I previously reported the death of Song for Someone after “winning” a race at Montpelier Nov 5: “within 30 seconds it was apparent he was expiring and died very quickly.” In addition, there were these that day:

Race 1: “Rum Bobby was scratched by vet as he was lame in the pre-race exam.”

Race 2: “Top Brass was scratched by vet as he was lame in the pre-race exam.”

Again, these horses were lame – yet their “connections” tried to race them anyway.

Race 3: “Diva of Seville pulled up before the last fence…. This horse has not completed a course in her four tries over jumps and is on the Stewards’ List for poor performance. The trainer indicated that this was her last attempt at running.”

So nice that it only took four straight “DNFs” – all this year – for her people (trainer: Casey Pinkard) to cut her loose (from racing). Where she ends up is anyone’s guess.

Still in Race 3: “Refi returned lame.”

And finally, this closing remark from the stewards: “The horse ambulance needs to have two people…. One person is not enough to handle tarps etc.”

This is horseracing.

In the 6th at Finger Lakes this afternoon, Trinity Titoli, says the chartwriter, was “in distress” and subsequently “vanned off.” Not the whole story, of course. In fact, the 3-year-old filly suffered a catastrophic fracture and was euthanized then and there, on the track. She is the 15th kill at Finger Lakes this year – and second in three days.

This is horseracing.

Although I am generally loath to villainize individual exploiters – choosing instead to indict the industry – I do occasionally make exceptions. Doug (aka “Drug”) O’Neill has a well-earned reputation as a cheater – with cheating, in horseracing, almost always involving animal abuse. We have documented some of that: here, here. In addition, the $152 million-earning O’Neill is a shameless opportunist, helping to lead low-paid (read: exploited) backstretch workers in counter protest to animal-rights activists. In short, Doug O’Neill is a louse.

Sunday, this came down from the CHRB: “Trainer Doug O’Neill, who started the horse Worse Read Sanchez at Golden Gate on May 1, is suspended 60 days and fined $10,000 for violation of the prohibited substance lidocaine [Class 2] and placed on probation for one year.

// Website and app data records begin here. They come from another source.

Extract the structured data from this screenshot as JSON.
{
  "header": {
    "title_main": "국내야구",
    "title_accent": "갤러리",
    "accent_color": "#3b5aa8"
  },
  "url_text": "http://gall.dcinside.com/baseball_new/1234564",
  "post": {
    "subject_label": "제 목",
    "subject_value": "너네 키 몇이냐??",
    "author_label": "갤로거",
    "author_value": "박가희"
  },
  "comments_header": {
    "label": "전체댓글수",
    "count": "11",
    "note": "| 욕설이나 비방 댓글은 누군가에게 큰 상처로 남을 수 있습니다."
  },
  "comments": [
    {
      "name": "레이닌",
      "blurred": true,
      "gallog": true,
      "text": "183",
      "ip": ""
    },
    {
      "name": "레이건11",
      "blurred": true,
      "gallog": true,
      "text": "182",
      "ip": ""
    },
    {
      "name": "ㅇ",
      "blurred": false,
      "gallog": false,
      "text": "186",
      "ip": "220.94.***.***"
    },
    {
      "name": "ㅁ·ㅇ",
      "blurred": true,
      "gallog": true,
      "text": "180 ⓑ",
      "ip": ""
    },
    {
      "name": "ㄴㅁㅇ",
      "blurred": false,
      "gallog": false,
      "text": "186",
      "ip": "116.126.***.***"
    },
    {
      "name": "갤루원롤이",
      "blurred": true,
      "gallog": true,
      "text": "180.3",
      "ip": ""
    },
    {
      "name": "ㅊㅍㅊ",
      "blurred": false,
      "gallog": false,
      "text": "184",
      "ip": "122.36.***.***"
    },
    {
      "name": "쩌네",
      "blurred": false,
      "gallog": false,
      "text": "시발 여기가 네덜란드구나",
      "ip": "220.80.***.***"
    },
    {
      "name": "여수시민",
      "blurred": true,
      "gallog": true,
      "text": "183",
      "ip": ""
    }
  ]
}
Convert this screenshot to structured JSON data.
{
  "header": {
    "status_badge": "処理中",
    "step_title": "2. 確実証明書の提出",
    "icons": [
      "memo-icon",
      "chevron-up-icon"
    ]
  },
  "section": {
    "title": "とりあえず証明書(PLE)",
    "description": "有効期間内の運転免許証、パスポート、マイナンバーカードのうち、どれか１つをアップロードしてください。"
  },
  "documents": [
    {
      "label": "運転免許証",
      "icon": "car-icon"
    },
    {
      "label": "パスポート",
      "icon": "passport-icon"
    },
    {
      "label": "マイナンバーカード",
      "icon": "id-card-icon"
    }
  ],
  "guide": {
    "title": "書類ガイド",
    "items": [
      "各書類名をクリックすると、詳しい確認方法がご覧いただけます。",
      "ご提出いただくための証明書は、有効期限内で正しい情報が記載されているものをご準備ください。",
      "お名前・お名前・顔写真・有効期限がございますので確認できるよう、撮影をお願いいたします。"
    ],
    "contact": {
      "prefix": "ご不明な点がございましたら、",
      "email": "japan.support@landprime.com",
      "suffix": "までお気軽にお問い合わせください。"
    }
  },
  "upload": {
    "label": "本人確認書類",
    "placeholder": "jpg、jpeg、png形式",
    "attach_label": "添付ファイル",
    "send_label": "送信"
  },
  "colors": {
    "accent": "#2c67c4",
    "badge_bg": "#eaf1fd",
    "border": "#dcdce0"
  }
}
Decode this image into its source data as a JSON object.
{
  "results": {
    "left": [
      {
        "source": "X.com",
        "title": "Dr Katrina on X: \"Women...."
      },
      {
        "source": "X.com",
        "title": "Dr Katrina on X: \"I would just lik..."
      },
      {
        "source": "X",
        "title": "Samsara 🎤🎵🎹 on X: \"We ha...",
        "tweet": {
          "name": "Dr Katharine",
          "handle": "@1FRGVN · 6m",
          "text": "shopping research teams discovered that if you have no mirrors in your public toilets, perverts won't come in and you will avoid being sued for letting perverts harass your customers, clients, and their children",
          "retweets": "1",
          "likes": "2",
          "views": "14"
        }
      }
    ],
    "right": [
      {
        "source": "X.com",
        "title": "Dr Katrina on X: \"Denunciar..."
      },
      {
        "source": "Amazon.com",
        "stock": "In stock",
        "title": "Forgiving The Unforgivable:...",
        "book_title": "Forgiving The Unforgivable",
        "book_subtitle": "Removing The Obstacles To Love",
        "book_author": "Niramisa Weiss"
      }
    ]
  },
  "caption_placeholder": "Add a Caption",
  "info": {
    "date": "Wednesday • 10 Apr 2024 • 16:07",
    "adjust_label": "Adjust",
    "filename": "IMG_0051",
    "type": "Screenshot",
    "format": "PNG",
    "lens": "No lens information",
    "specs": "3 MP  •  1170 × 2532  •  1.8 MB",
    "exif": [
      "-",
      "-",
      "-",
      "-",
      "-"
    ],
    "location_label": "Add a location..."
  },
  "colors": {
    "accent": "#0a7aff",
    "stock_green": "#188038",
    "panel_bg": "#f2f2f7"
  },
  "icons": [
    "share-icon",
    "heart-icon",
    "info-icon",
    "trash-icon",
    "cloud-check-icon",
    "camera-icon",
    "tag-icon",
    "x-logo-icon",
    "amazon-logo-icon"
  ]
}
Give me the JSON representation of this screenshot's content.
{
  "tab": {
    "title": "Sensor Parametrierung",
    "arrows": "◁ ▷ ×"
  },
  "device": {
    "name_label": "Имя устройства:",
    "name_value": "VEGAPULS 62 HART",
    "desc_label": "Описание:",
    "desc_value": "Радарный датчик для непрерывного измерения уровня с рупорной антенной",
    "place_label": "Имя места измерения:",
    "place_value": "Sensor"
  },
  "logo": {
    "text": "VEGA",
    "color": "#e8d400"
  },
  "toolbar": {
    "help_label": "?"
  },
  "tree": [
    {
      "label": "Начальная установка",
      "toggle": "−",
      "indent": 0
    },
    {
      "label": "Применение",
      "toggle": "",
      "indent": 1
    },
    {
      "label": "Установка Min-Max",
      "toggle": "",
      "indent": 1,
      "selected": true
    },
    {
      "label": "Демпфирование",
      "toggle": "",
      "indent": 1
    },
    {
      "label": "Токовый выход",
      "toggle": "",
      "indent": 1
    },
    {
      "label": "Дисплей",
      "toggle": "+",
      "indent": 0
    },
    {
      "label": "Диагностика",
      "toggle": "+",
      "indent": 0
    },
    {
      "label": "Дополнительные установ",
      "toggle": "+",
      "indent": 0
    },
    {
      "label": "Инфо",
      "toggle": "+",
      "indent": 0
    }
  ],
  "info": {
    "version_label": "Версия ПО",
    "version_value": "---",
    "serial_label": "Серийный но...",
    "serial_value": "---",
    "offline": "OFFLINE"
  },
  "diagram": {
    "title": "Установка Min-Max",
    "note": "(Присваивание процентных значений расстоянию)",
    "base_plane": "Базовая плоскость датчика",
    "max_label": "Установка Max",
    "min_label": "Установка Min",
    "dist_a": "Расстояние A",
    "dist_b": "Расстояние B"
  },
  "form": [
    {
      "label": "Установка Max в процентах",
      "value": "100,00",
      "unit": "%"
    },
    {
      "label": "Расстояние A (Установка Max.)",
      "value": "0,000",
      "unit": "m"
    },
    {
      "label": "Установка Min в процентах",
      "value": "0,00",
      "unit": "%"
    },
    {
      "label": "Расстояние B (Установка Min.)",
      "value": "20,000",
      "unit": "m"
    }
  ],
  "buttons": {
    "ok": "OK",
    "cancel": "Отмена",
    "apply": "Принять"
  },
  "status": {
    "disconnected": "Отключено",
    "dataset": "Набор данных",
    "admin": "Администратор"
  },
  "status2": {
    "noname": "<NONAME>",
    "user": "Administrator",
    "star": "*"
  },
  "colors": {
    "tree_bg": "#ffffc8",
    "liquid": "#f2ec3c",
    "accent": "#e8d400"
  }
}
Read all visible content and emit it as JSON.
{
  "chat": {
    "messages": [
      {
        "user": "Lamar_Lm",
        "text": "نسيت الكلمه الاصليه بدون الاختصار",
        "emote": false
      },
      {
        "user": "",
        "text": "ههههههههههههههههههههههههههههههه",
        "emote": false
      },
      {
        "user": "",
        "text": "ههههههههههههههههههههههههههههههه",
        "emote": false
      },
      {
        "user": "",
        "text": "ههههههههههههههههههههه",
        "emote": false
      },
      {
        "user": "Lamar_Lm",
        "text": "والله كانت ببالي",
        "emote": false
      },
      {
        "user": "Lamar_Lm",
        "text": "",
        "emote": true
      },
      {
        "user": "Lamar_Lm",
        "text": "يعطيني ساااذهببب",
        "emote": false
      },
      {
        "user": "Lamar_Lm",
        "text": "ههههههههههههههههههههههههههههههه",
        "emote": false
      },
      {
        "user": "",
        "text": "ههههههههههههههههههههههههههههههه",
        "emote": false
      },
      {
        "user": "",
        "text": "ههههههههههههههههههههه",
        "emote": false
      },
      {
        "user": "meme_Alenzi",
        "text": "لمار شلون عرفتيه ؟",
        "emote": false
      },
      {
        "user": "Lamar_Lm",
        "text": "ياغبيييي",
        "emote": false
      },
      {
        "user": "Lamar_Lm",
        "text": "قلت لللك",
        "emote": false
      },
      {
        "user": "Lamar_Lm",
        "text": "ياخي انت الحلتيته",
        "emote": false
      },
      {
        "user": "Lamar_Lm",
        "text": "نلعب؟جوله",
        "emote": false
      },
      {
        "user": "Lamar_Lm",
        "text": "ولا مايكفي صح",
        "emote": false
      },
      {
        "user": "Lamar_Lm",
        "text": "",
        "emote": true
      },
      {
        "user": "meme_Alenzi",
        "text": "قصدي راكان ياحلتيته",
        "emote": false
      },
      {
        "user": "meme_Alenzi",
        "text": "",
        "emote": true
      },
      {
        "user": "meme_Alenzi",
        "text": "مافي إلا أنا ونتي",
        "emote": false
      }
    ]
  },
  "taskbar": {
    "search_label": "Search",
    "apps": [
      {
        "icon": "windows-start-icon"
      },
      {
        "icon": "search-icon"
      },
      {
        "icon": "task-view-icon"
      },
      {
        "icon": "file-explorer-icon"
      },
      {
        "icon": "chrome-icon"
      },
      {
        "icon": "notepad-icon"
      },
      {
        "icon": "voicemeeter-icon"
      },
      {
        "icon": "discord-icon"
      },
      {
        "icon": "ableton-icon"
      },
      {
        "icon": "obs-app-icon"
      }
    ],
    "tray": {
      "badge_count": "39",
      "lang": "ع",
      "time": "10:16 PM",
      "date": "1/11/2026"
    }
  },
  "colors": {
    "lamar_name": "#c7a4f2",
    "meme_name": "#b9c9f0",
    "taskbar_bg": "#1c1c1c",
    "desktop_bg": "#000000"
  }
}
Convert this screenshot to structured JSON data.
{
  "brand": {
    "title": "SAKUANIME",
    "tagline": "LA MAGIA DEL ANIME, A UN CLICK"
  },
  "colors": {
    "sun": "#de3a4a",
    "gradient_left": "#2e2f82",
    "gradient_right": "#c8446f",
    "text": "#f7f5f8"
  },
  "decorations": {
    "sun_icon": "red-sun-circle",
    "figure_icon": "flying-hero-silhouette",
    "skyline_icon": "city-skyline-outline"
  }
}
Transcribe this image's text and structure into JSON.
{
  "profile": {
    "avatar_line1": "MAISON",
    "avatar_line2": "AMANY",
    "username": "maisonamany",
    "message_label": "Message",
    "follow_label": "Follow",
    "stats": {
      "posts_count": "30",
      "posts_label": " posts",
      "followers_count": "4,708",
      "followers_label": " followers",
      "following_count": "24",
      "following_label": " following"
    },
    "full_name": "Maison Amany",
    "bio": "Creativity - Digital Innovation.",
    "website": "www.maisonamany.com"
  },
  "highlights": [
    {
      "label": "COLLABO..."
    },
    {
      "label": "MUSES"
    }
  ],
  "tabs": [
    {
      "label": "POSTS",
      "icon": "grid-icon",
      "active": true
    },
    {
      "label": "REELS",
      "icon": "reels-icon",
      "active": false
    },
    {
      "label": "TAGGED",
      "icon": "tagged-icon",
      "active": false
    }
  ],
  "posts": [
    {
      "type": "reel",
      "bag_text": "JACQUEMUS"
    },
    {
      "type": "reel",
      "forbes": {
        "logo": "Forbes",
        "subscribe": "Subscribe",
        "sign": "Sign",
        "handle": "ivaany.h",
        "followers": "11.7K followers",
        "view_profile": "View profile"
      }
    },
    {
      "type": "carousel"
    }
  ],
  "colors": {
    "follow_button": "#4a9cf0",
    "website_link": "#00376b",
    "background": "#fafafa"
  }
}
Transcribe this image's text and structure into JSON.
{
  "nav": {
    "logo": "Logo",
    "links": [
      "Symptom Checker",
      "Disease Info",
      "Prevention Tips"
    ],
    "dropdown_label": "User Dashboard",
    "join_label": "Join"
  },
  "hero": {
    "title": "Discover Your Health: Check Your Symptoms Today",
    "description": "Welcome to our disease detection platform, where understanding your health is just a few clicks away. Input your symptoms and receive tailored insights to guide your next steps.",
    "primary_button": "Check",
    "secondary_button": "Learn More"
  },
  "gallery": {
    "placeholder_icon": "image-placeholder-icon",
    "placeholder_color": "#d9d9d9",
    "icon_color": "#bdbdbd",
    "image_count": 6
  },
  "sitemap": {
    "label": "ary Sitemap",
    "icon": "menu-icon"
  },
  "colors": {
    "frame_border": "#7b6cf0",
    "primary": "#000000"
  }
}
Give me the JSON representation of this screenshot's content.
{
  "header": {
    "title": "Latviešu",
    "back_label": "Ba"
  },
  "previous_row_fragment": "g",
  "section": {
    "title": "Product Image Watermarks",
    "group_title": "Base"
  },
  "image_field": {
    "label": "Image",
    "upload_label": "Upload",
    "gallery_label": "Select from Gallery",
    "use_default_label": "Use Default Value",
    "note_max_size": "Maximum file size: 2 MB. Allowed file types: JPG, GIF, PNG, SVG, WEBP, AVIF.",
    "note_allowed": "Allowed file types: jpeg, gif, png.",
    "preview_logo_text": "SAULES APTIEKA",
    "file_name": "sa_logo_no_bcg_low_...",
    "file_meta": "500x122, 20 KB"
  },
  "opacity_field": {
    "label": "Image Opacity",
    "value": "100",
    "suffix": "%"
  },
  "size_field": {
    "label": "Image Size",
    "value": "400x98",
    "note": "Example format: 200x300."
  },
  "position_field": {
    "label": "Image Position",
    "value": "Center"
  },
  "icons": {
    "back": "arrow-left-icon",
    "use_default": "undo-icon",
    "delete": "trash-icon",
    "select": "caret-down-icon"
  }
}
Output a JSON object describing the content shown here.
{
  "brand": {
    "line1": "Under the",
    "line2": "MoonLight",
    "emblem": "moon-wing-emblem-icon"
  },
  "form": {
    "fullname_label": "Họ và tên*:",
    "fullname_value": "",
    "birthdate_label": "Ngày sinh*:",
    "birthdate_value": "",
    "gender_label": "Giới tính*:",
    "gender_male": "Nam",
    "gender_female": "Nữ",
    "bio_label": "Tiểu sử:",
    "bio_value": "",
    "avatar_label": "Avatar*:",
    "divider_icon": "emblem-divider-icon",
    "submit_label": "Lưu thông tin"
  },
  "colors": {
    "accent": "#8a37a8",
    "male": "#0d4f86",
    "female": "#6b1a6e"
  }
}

For good cause 30 days of the suspension is to be stayed.”

What in O’Neill’s resume – besides being fabulously successful and wealthy, that is – led the CHRB to believe he was worthy of a break on the suspension? A joke. Lidocaine, for those who may not know, is an anesthetic – “an agent that causes loss of sensation.” For his part, while not contesting the ruling, O’Neill claims the positive resulted from a “transfer of medication from a member of my staff who was prescribed a medication for Shingles.” Of course. Two by the ways: The 3-year-old Worse continues to be under the yoke of O’Neill, most recently raced Oct 7; Worse’s owner is Reddam Racing, the subject of yesterday’s post on a horse named “Vegan.”

Last month, I reported the death of 2-year-old Paddock Boss at Churchill. The race, you may remember, was canceled after the start – “management decision.” The stewards have now provided a bit more detail:

“Because [the jockey] appeared to be injured and was unable to be immediately moved, the stewards took the necessary steps to have the field pull up by activating the alarm system and alerting the outriders and announcer…the race declared a No Contest.” Paddock Boss, the stewards go on to note, “suffered a catastrophic injury and was humanely euthanized on the racetrack.”

This, in microcosm, is The Big Lie: horseracing as “sport,” racehorses as “athletes” – “teammates.” Imagine that the only reason the alarm was sounded and the race canceled was the downed jockey (he’s fine, by the way). In other words – and of course this happens on American tracks every day – a dying horse was not going to stop this race. Let him lie there until it’s safe to get the vet out with his pink concoction; first, there are bets to be settled. It is vile. It is horseracing.